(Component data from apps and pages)
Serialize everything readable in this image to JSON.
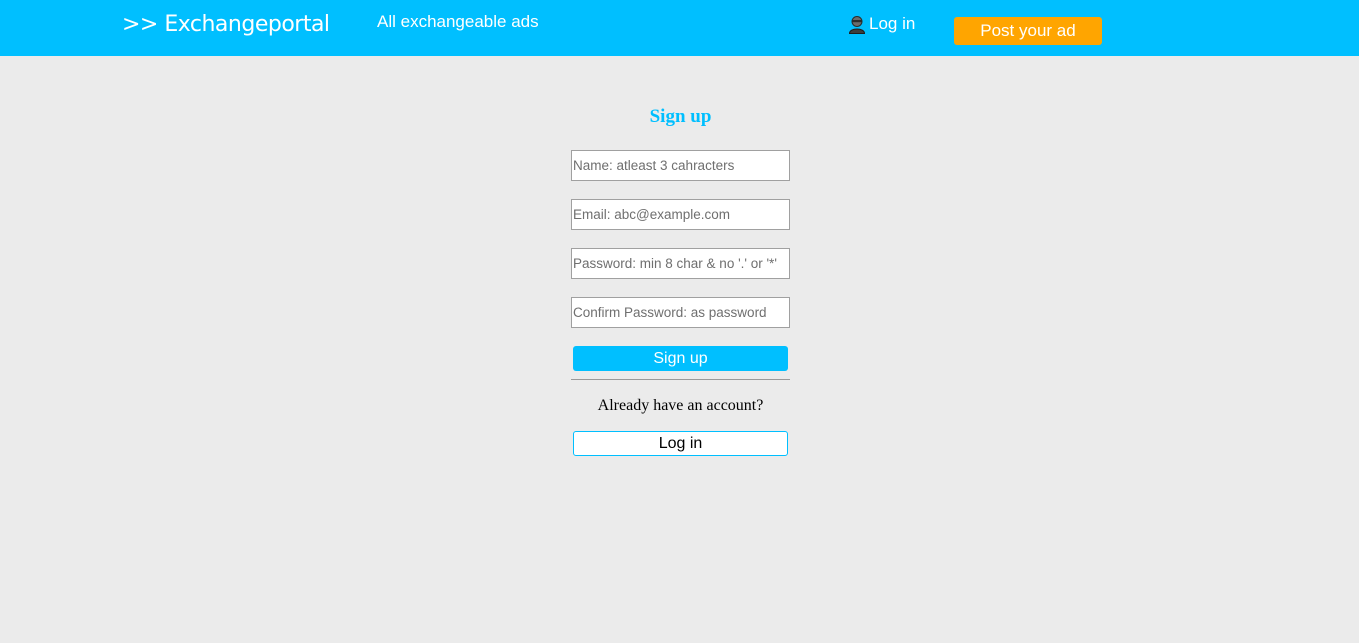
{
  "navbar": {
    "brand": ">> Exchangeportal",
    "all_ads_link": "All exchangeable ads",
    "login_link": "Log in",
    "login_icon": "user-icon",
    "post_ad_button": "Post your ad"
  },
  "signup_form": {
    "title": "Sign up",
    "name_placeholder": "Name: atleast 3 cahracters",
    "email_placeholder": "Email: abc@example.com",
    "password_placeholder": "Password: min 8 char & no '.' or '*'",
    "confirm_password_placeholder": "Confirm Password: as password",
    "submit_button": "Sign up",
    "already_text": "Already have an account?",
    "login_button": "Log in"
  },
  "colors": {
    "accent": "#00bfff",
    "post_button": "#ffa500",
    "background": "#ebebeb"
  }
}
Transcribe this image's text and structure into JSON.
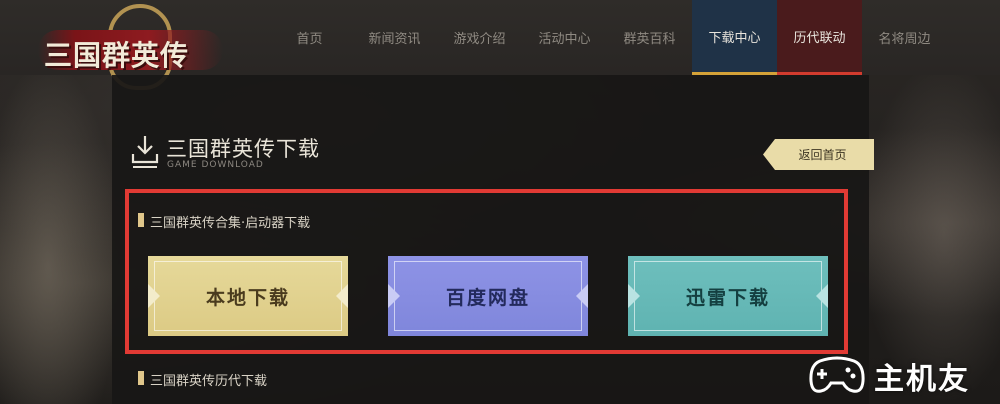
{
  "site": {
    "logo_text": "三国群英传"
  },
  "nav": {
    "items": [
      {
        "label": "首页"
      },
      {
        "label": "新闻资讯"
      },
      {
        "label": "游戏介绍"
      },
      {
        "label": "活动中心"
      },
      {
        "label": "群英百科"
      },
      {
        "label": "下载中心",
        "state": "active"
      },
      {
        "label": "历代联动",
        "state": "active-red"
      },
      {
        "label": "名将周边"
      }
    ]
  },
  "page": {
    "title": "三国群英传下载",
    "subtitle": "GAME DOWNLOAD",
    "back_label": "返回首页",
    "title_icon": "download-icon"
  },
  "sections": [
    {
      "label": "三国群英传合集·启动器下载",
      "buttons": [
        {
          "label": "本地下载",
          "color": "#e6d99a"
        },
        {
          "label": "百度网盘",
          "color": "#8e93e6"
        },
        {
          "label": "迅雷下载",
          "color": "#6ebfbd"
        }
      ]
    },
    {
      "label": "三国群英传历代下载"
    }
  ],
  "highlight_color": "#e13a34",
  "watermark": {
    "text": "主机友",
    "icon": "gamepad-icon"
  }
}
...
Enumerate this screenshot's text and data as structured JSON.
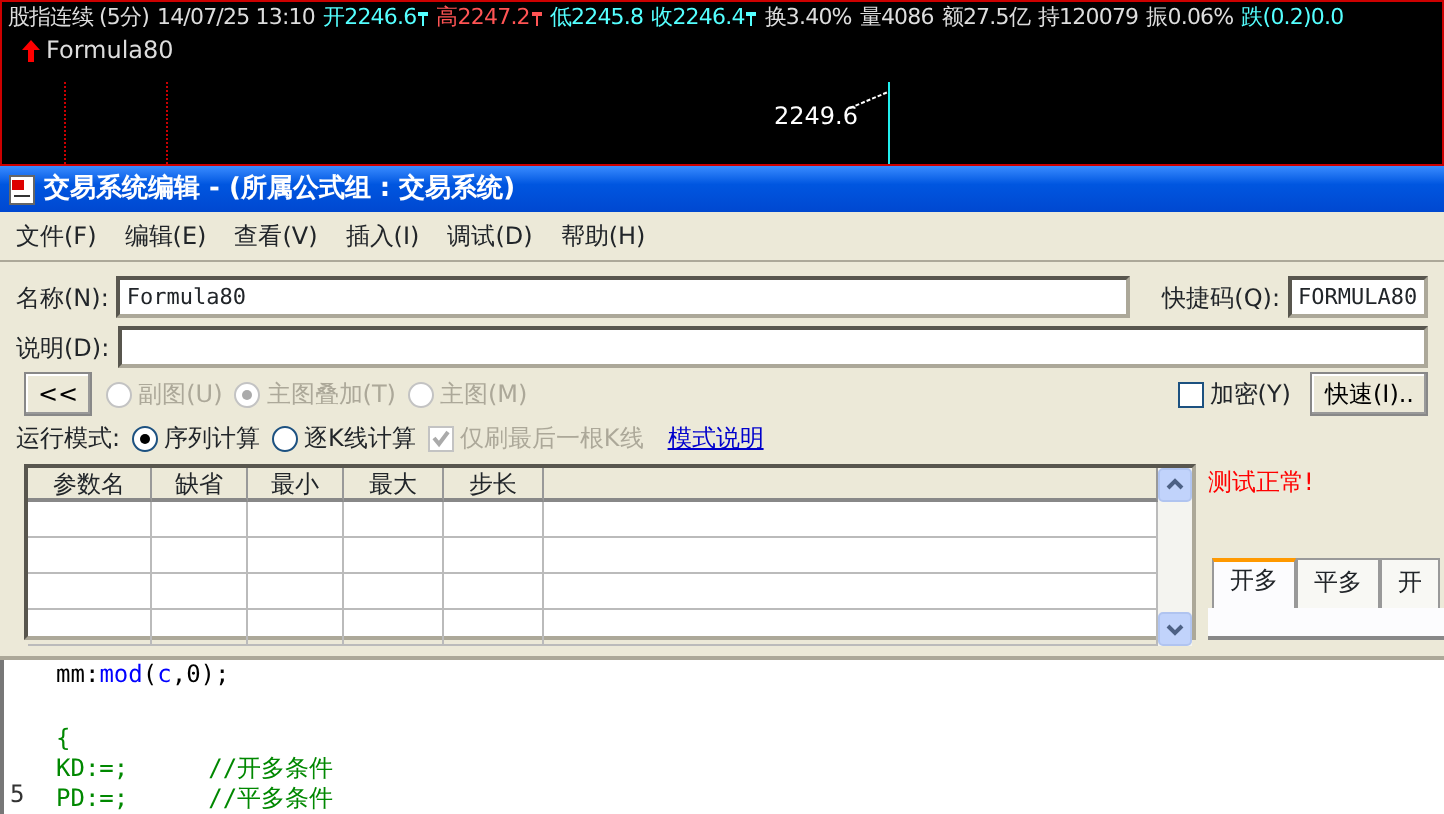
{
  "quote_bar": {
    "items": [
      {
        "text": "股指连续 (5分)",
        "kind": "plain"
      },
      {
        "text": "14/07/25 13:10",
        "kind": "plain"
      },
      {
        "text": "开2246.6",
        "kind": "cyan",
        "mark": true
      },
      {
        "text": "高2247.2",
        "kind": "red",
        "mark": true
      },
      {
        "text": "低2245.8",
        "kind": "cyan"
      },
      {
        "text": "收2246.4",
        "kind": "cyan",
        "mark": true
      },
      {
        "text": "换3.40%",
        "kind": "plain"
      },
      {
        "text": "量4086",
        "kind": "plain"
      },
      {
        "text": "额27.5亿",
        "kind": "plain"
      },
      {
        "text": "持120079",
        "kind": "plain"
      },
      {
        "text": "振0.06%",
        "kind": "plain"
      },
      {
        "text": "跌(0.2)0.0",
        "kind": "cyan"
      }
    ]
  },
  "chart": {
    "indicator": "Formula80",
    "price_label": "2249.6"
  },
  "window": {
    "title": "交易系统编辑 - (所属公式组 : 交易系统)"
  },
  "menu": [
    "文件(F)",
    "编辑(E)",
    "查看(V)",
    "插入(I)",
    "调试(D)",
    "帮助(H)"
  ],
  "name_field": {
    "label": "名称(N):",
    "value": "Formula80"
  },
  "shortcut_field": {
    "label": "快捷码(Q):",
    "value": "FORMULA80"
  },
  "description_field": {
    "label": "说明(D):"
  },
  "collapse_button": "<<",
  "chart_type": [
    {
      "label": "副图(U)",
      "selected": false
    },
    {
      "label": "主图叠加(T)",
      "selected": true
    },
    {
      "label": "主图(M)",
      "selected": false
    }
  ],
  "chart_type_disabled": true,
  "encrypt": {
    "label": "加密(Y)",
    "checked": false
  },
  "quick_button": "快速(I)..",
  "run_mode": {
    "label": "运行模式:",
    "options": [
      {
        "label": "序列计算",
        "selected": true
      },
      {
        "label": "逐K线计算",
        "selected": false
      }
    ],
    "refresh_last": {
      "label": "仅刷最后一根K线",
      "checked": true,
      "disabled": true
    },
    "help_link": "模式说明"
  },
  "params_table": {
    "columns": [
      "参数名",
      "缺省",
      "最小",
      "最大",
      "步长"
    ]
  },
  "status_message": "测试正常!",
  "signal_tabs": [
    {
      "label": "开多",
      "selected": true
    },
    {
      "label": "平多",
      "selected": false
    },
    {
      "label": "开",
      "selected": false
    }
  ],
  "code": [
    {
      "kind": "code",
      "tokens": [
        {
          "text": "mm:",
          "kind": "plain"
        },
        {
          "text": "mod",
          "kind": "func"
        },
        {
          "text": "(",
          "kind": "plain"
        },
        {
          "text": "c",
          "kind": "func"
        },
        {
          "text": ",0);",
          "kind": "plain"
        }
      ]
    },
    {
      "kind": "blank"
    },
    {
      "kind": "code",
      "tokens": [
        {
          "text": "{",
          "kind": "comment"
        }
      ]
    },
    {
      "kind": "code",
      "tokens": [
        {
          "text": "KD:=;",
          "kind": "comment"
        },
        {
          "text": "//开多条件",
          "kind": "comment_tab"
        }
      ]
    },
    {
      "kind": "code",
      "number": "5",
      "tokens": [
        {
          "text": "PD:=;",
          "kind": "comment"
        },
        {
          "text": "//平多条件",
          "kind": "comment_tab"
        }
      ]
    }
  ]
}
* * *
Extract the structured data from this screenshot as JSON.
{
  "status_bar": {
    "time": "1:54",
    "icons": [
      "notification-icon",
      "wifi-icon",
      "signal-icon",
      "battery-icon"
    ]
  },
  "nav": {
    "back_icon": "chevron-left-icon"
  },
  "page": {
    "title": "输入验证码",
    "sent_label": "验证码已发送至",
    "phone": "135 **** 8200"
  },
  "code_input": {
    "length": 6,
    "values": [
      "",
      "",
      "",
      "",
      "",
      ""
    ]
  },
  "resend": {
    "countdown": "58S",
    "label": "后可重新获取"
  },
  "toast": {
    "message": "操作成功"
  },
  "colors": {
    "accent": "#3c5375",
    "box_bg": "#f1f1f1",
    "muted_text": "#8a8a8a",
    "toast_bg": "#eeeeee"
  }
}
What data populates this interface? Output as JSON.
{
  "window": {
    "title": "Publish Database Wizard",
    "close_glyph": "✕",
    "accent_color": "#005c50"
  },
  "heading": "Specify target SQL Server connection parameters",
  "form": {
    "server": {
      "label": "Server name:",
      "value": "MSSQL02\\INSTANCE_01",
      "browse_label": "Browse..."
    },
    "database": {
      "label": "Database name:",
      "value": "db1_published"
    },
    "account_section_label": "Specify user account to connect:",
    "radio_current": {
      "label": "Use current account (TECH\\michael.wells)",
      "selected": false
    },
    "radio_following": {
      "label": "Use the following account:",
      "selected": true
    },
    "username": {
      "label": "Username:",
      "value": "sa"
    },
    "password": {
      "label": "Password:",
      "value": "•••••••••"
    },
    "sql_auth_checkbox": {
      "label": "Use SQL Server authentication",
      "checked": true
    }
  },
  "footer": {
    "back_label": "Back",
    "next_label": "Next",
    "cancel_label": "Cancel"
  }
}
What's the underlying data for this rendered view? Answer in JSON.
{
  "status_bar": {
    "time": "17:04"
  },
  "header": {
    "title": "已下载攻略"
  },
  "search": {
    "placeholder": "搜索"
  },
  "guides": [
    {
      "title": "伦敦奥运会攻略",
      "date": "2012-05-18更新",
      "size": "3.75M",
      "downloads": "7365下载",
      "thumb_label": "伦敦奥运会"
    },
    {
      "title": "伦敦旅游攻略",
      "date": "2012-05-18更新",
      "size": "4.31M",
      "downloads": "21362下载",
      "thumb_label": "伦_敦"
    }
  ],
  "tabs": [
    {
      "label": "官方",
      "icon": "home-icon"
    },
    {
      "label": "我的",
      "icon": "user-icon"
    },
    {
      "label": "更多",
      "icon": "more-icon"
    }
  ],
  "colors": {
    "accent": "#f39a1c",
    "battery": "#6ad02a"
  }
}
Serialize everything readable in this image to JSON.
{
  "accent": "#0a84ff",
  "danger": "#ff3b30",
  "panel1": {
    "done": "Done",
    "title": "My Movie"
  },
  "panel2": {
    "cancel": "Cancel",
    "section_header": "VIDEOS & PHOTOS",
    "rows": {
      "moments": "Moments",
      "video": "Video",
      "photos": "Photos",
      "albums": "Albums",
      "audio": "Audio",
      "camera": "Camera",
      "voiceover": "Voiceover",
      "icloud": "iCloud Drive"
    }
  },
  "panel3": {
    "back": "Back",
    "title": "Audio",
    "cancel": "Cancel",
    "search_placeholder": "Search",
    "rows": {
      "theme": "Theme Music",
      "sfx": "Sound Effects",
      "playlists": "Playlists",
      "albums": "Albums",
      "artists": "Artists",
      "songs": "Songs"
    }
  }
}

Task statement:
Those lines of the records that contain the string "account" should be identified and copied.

Solution to this task:
    "already_text": "Already have an account?",
    "account_section_label": "Specify user account to connect:",
      "label": "Use current account (TECH\\michael.wells)",
      "label": "Use the following account:",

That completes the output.